Karen Fukuhara: Meet your action hero for the modern age. Karen Fukuhara caught attention just four years ago, playing Katana in comic book adaptation Suicide Squad, a left field hit. Much of the movie was something of a hash, but Fukuhara stood out as the sword-wielding heroine assigned to help ride roughshod over the team of supervillains sent on a potentially suicidal mission. Fukuhara’s role wasn’t huge, but she made a strong impression with her fluid movements, first rate navigation of complicated fight choreography and fierce attitude. Fukuhara has found a much better home for her gifts on another comic book adaptation, Amazon’s The Boys, now in its second season. Fukuhara has scaled the intimidating challenge of playing a mute character on a show noted for its wry dialogue. Not only has she nailed that assignment, she’s made the damaged Kimiko the most expressive part of the ensemble, using her dazzling eyes, precisely chosen movements and ability to convey complex emotion via economic expression to stand out among the louder characters around her. And when the show sets Kimiko loose, Fukuhara demonstrates every time that she’s as capable a badass action hero as any of the guys around her. If there’s any brainpower left in Hollywood, they’ll craft a big screen vehicle to spotlight this compelling actress/action hero sooner rather than later.

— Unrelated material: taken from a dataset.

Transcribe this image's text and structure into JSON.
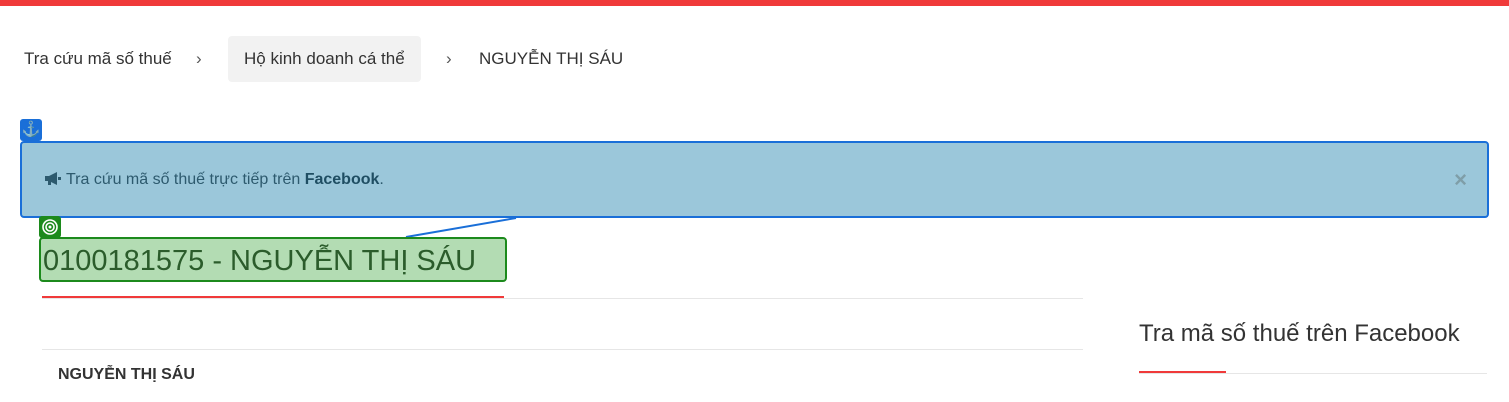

Karen Moncrieff: Soap opera fans of the late ’80s and early ’90s might remember Moncrieff, an expressive actress whose dark hair and intense eyes made her a standout in a daytime world often overrun with interchangeable blonde starlets. The soap world didn’t necessarily do well by the actress, though, stranding her in the “victim/psycho” roundelay common for female characters who weren’t part of a core family. She continued her acting career throughout the ’90s, with a string of guest roles in some drab television dramas. With the dawn of the new millennium, though, Moncrieff boldly took her creative destiny into her own hands, trading in the limitations of a journeyman acting career to try her hand as an indie auteur. Moncrieff grabbed attention with her debut as a director and writer; Blue Car might not have been a showy film spectacle, but its small scale, very human story of a young woman finding her voice earned strong critical notices and an Independent Spirit nomination for Moncrieff’s screenplay. Since, Moncrieff has split her time between film and television projects, demonstrating an admirable commitment to artistic freedom. She’s made a couple more indie features, while notching directing credits on high profile television projects, including popular series Six Feet Under and 13 Reasons Why, and the adaptation of the teen lit classic Petals on the Wind. Moncrieff’s successful second act stands as a strong rebuke to Hollywood’s tendency to pigeonhole and stifle women’s voices.